If there's a cost on trying to fix climate change, research shows there also a cost for inaction that could also hurt American pocketbooks even more.
Ignoring climate change—and suffering the damage from extreme weather that scientists say it brings—might cut global economic growth by as much as 4-5 percentage points a year over the next ten years and could even reach a draconian 20 percent cut every year during that time, according to the Stern Review.
That turns into a possible range of $2,000 to $9,000 each year for every American taxpayer to cover costs from storm damage—like Hurricane Sandy—crop failure and higher food costs as well as health care from climate change related illnesses.
"We need to do more and there are plenty of ways to do it without increasing societal costs," said Thomas Bourgeois, deputy director of the Pace University Energy and Climate Center.
"For instance we waste a lot of energy as our electrical power system is so old and inefficient. That waste could be re-used and would save people a lot of money on their electric bills," Bourgeois added.
Some analysts say the battle over how to fix climate change often misses a bigger picture.
"You hear about the costs but not always about the benefits like simply reducing our carbon consumption, " said Chad Stone. "There are ways to cut down on the costs like giving rebates to taxpayers and giving subsidies to companies to develop alternative energy is a boost to shareholders of those firms."
Getting any kind of climate change legislation, especially through a Republican-controlled House, won't be easy—especially since the GOP opposes any kind of tax hike after the 'fiscal cliff' deal.
While some Republicans, like the recently retired David Dreier (R-CA)m listed climate change as a top problem facing the country, others like Sen. John Boozman (R-Ark.) said he believes current warming conditions are part of normal weather volatility.
Many conservative groups like the Americans for Prosperity and oil promotion organizations have called any kind of climate change laws job killers. Instead, these groups have promoted the controversial Keystone Pipeline which they say will make the country energy efficient and create jobs. (Read more: Keystone XL Pipeline in Nebraska Gets OK After Rerouting)
But environmentalists say the project—a 1,700-mile, $7 billion pipeline that would carry oil from Canada to the Texas coast—would transport "dirty oil" and produce heat-trapping gases that contribute to global warming. President Obama blocked the project in January of last year and has said he will make a decision on it in March.
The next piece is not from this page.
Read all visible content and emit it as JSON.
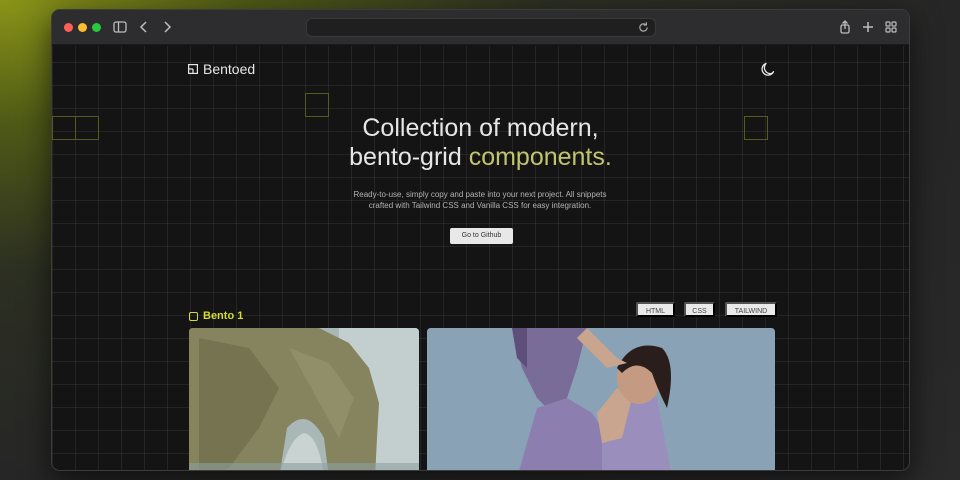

Even with the previous moves by the Obama administration, the U.S. is still the number two country in the world when it comes to emitting carbon dioxide gasses—just behind China.
Meanwhile, the price of combating climate change keeps rising.
A new report from the World Economic Forum stated that it could cost an extra $700 billion a year for nations to cut back on their addiction to fossil fuels—fuels blamed for worsening floods and heat waves and rising sea levels.
The report also said that a $36 billion annual rise in global public spending to slow climate change—could unlock greater private investment.
But Americans don't seem inclined to pay more to fix the climate. A recent poll said that while most Americans consider the climate change a serious problem, some 49 percent of those polled say they are not willing to pay more to fight it.
This comes as the U.S. is still in a drought—some 60 percent of the country—and 2012 seeing the warmest temperatures in recorded history. (Read more: Drought Could Deal Economy Another Blow)
Whatever the cost, something needs to be done, said Chad Stone
"Climate change policy need to be on the table going forward," Stone said. "We have to be sensitive to the state of the economy as it is now, but we should be looking at policies for when the economy improves. That's the best time to really have climate change regulation."